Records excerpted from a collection

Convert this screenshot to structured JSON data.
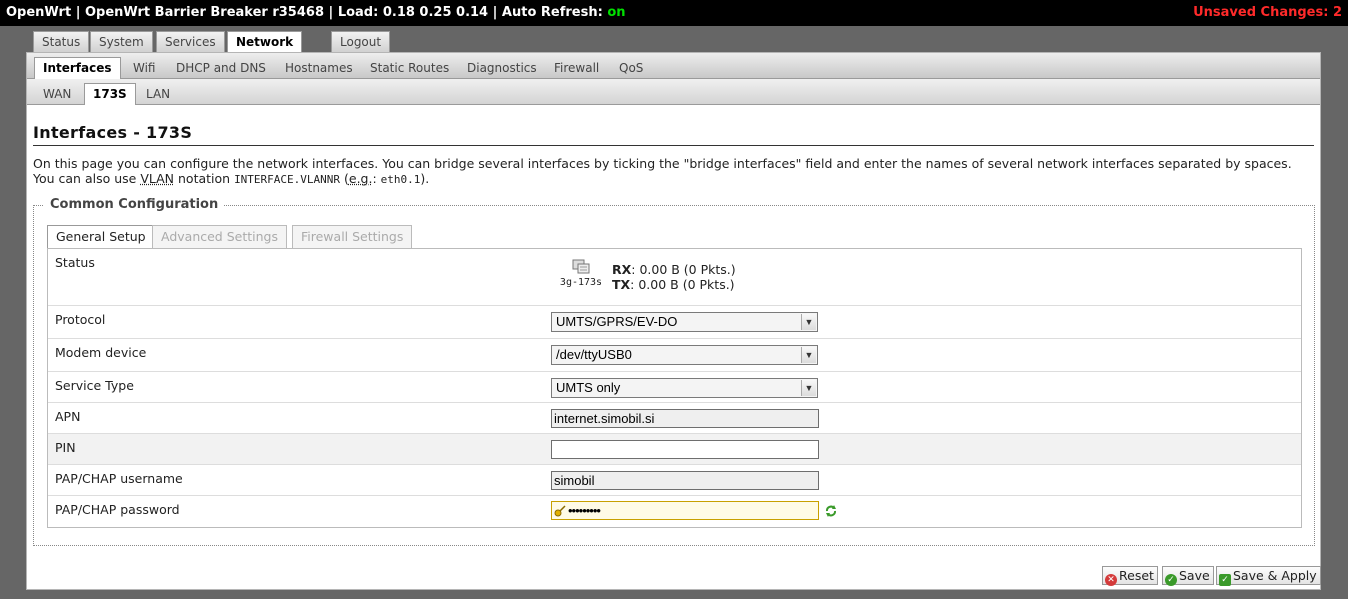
{
  "header": {
    "brand": "OpenWrt",
    "version": "OpenWrt Barrier Breaker r35468",
    "load": "Load: 0.18 0.25 0.14",
    "auto_refresh_label": "Auto Refresh:",
    "auto_refresh_value": "on",
    "unsaved": "Unsaved Changes: 2",
    "sep": "|"
  },
  "main_tabs": [
    "Status",
    "System",
    "Services",
    "Network",
    "Logout"
  ],
  "sub_tabs": [
    "Interfaces",
    "Wifi",
    "DHCP and DNS",
    "Hostnames",
    "Static Routes",
    "Diagnostics",
    "Firewall",
    "QoS"
  ],
  "iface_tabs": [
    "WAN",
    "173S",
    "LAN"
  ],
  "page": {
    "title": "Interfaces - 173S",
    "desc_line1": "On this page you can configure the network interfaces. You can bridge several interfaces by ticking the \"bridge interfaces\" field and enter the names of several network interfaces separated by spaces.",
    "desc_line2_a": "You can also use ",
    "desc_vlan": "VLAN",
    "desc_line2_b": " notation ",
    "desc_code1": "INTERFACE.VLANNR",
    "desc_line2_c": " (",
    "desc_eg": "e.g.",
    "desc_line2_d": ": ",
    "desc_code2": "eth0.1",
    "desc_line2_e": ")."
  },
  "config": {
    "legend": "Common Configuration",
    "tabs": [
      "General Setup",
      "Advanced Settings",
      "Firewall Settings"
    ],
    "status_label": "Status",
    "status_device": "3g-173s",
    "rx_label": "RX",
    "rx_value": ": 0.00 B (0 Pkts.)",
    "tx_label": "TX",
    "tx_value": ": 0.00 B (0 Pkts.)",
    "protocol_label": "Protocol",
    "protocol_value": "UMTS/GPRS/EV-DO",
    "modem_label": "Modem device",
    "modem_value": "/dev/ttyUSB0",
    "service_label": "Service Type",
    "service_value": "UMTS only",
    "apn_label": "APN",
    "apn_value": "internet.simobil.si",
    "pin_label": "PIN",
    "pin_value": "",
    "user_label": "PAP/CHAP username",
    "user_value": "simobil",
    "pass_label": "PAP/CHAP password",
    "pass_value": "•••••••••"
  },
  "buttons": {
    "reset": "Reset",
    "save": "Save",
    "save_apply": "Save & Apply"
  },
  "colors": {
    "accent_red": "#ff2a2a",
    "accent_green": "#00e000"
  }
}
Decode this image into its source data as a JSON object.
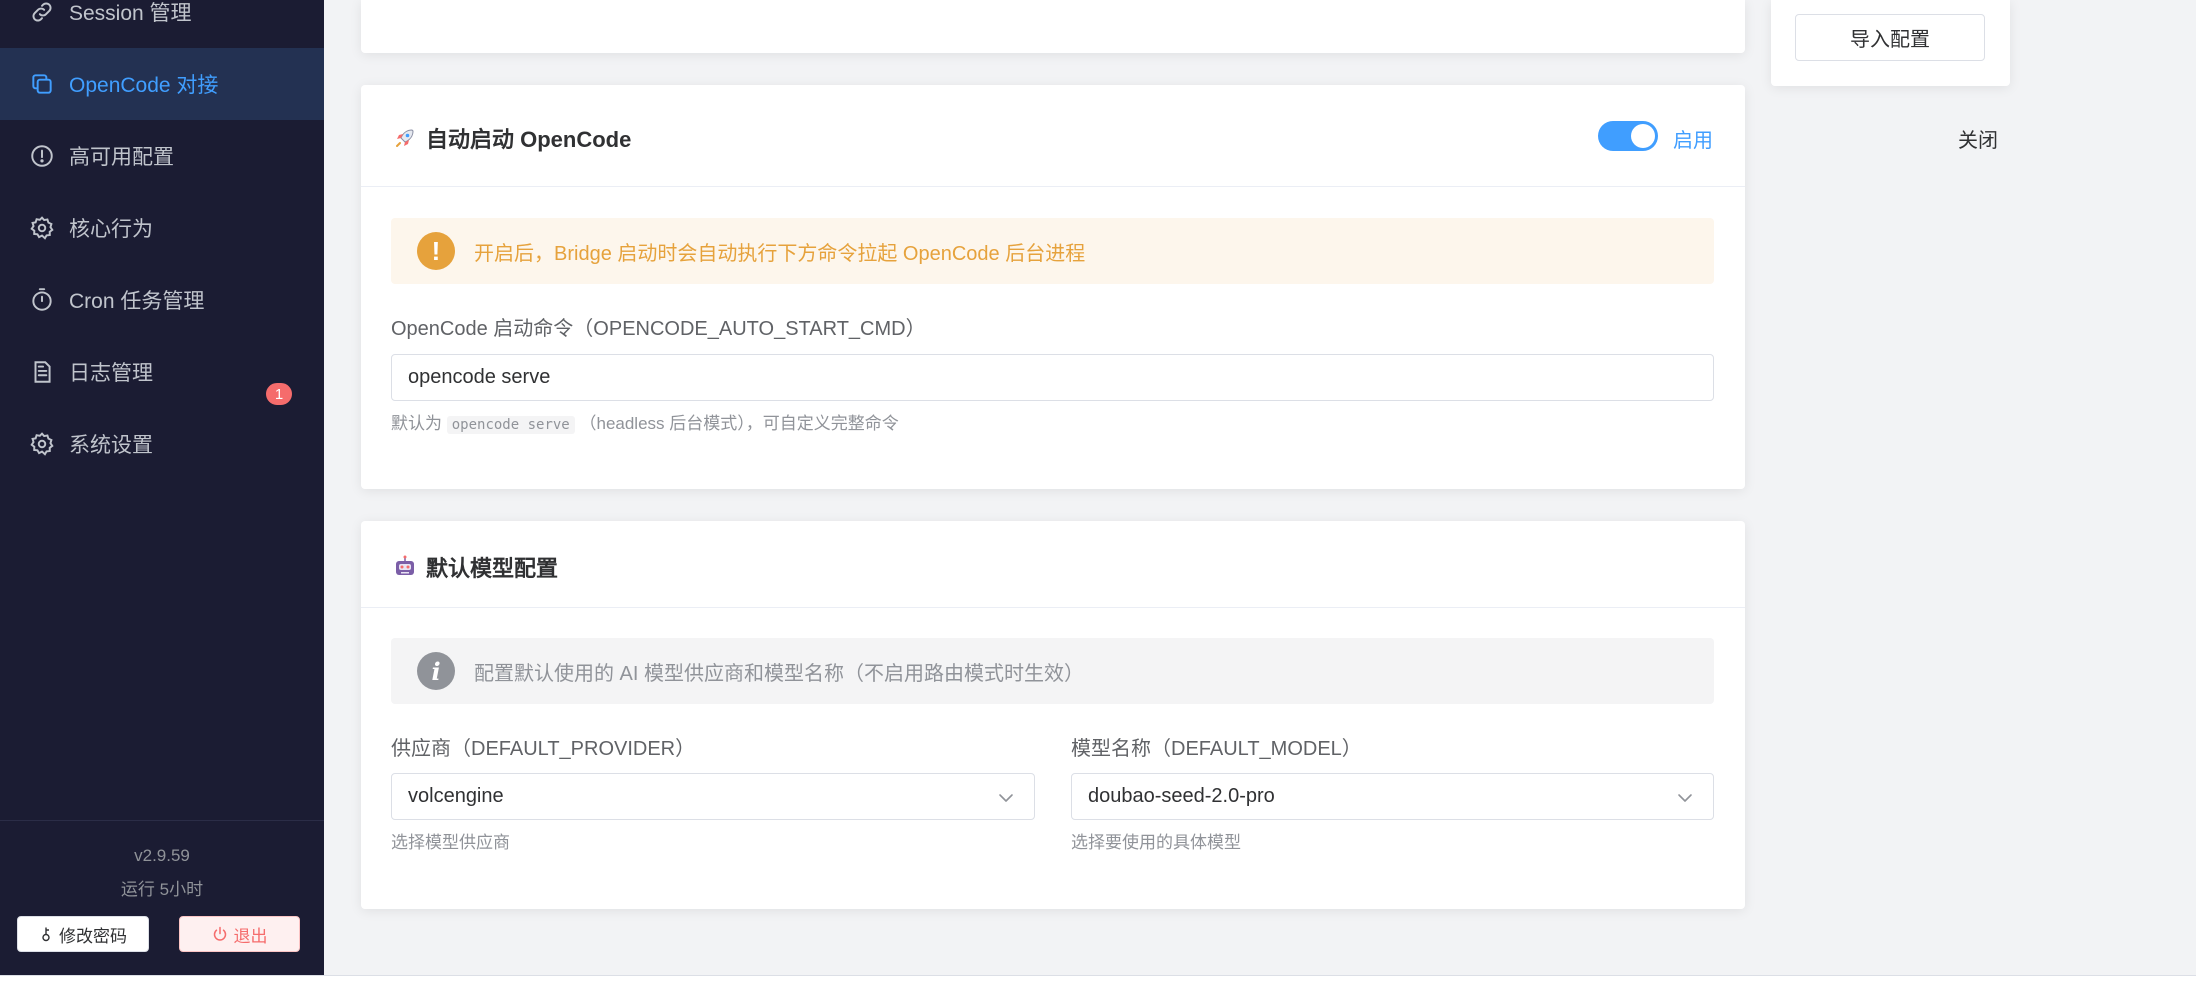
{
  "sidebar": {
    "items": [
      {
        "label": "Session 管理",
        "icon": "link-icon"
      },
      {
        "label": "OpenCode 对接",
        "icon": "copy-icon"
      },
      {
        "label": "高可用配置",
        "icon": "warning-circle-icon"
      },
      {
        "label": "核心行为",
        "icon": "gear-icon"
      },
      {
        "label": "Cron 任务管理",
        "icon": "stopwatch-icon"
      },
      {
        "label": "日志管理",
        "icon": "document-icon"
      },
      {
        "label": "系统设置",
        "icon": "gear-icon"
      }
    ],
    "badge": "1",
    "version": "v2.9.59",
    "uptime": "运行 5小时",
    "change_password": "修改密码",
    "logout": "退出"
  },
  "side_panel": {
    "import_button": "导入配置"
  },
  "auto_start": {
    "title": "自动启动 OpenCode",
    "switch_off_label": "关闭",
    "switch_on_label": "启用",
    "enabled": true,
    "alert": "开启后，Bridge 启动时会自动执行下方命令拉起 OpenCode 后台进程",
    "command_label": "OpenCode 启动命令（OPENCODE_AUTO_START_CMD）",
    "command_value": "opencode serve",
    "hint_prefix": "默认为",
    "hint_code": "opencode serve",
    "hint_suffix": "（headless 后台模式），可自定义完整命令"
  },
  "default_model": {
    "title": "默认模型配置",
    "alert": "配置默认使用的 AI 模型供应商和模型名称（不启用路由模式时生效）",
    "provider_label": "供应商（DEFAULT_PROVIDER）",
    "provider_value": "volcengine",
    "provider_hint": "选择模型供应商",
    "model_label": "模型名称（DEFAULT_MODEL）",
    "model_value": "doubao-seed-2.0-pro",
    "model_hint": "选择要使用的具体模型"
  },
  "colors": {
    "sidebar_bg": "#1b1c33",
    "accent": "#409eff",
    "warning": "#e6a23c",
    "danger": "#f56c6c"
  }
}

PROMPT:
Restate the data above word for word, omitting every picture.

PROBLEM SOLUTION:
Convert this screenshot to structured JSON data.
{
  "header": {
    "brand": "OpenWrt",
    "version": "OpenWrt Barrier Breaker r35468",
    "load": "Load: 0.18 0.25 0.14",
    "auto_refresh_label": "Auto Refresh:",
    "auto_refresh_value": "on",
    "unsaved": "Unsaved Changes: 2",
    "sep": "|"
  },
  "main_tabs": [
    "Status",
    "System",
    "Services",
    "Network",
    "Logout"
  ],
  "sub_tabs": [
    "Interfaces",
    "Wifi",
    "DHCP and DNS",
    "Hostnames",
    "Static Routes",
    "Diagnostics",
    "Firewall",
    "QoS"
  ],
  "iface_tabs": [
    "WAN",
    "173S",
    "LAN"
  ],
  "page": {
    "title": "Interfaces - 173S",
    "desc_line1": "On this page you can configure the network interfaces. You can bridge several interfaces by ticking the \"bridge interfaces\" field and enter the names of several network interfaces separated by spaces.",
    "desc_line2_a": "You can also use ",
    "desc_vlan": "VLAN",
    "desc_line2_b": " notation ",
    "desc_code1": "INTERFACE.VLANNR",
    "desc_line2_c": " (",
    "desc_eg": "e.g.",
    "desc_line2_d": ": ",
    "desc_code2": "eth0.1",
    "desc_line2_e": ")."
  },
  "config": {
    "legend": "Common Configuration",
    "tabs": [
      "General Setup",
      "Advanced Settings",
      "Firewall Settings"
    ],
    "status_label": "Status",
    "status_device": "3g-173s",
    "rx_label": "RX",
    "rx_value": ": 0.00 B (0 Pkts.)",
    "tx_label": "TX",
    "tx_value": ": 0.00 B (0 Pkts.)",
    "protocol_label": "Protocol",
    "protocol_value": "UMTS/GPRS/EV-DO",
    "modem_label": "Modem device",
    "modem_value": "/dev/ttyUSB0",
    "service_label": "Service Type",
    "service_value": "UMTS only",
    "apn_label": "APN",
    "apn_value": "internet.simobil.si",
    "pin_label": "PIN",
    "pin_value": "",
    "user_label": "PAP/CHAP username",
    "user_value": "simobil",
    "pass_label": "PAP/CHAP password",
    "pass_value": "•••••••••"
  },
  "buttons": {
    "reset": "Reset",
    "save": "Save",
    "save_apply": "Save & Apply"
  },
  "colors": {
    "accent_red": "#ff2a2a",
    "accent_green": "#00e000"
  }
}
Decode this image into its source data as a JSON object.
{
  "sidebar": {
    "items": [
      {
        "label": "Session 管理",
        "icon": "link-icon"
      },
      {
        "label": "OpenCode 对接",
        "icon": "copy-icon"
      },
      {
        "label": "高可用配置",
        "icon": "warning-circle-icon"
      },
      {
        "label": "核心行为",
        "icon": "gear-icon"
      },
      {
        "label": "Cron 任务管理",
        "icon": "stopwatch-icon"
      },
      {
        "label": "日志管理",
        "icon": "document-icon"
      },
      {
        "label": "系统设置",
        "icon": "gear-icon"
      }
    ],
    "badge": "1",
    "version": "v2.9.59",
    "uptime": "运行 5小时",
    "change_password": "修改密码",
    "logout": "退出"
  },
  "side_panel": {
    "import_button": "导入配置"
  },
  "auto_start": {
    "title": "自动启动 OpenCode",
    "switch_off_label": "关闭",
    "switch_on_label": "启用",
    "enabled": true,
    "alert": "开启后，Bridge 启动时会自动执行下方命令拉起 OpenCode 后台进程",
    "command_label": "OpenCode 启动命令（OPENCODE_AUTO_START_CMD）",
    "command_value": "opencode serve",
    "hint_prefix": "默认为",
    "hint_code": "opencode serve",
    "hint_suffix": "（headless 后台模式），可自定义完整命令"
  },
  "default_model": {
    "title": "默认模型配置",
    "alert": "配置默认使用的 AI 模型供应商和模型名称（不启用路由模式时生效）",
    "provider_label": "供应商（DEFAULT_PROVIDER）",
    "provider_value": "volcengine",
    "provider_hint": "选择模型供应商",
    "model_label": "模型名称（DEFAULT_MODEL）",
    "model_value": "doubao-seed-2.0-pro",
    "model_hint": "选择要使用的具体模型"
  },
  "colors": {
    "sidebar_bg": "#1b1c33",
    "accent": "#409eff",
    "warning": "#e6a23c",
    "danger": "#f56c6c"
  }
}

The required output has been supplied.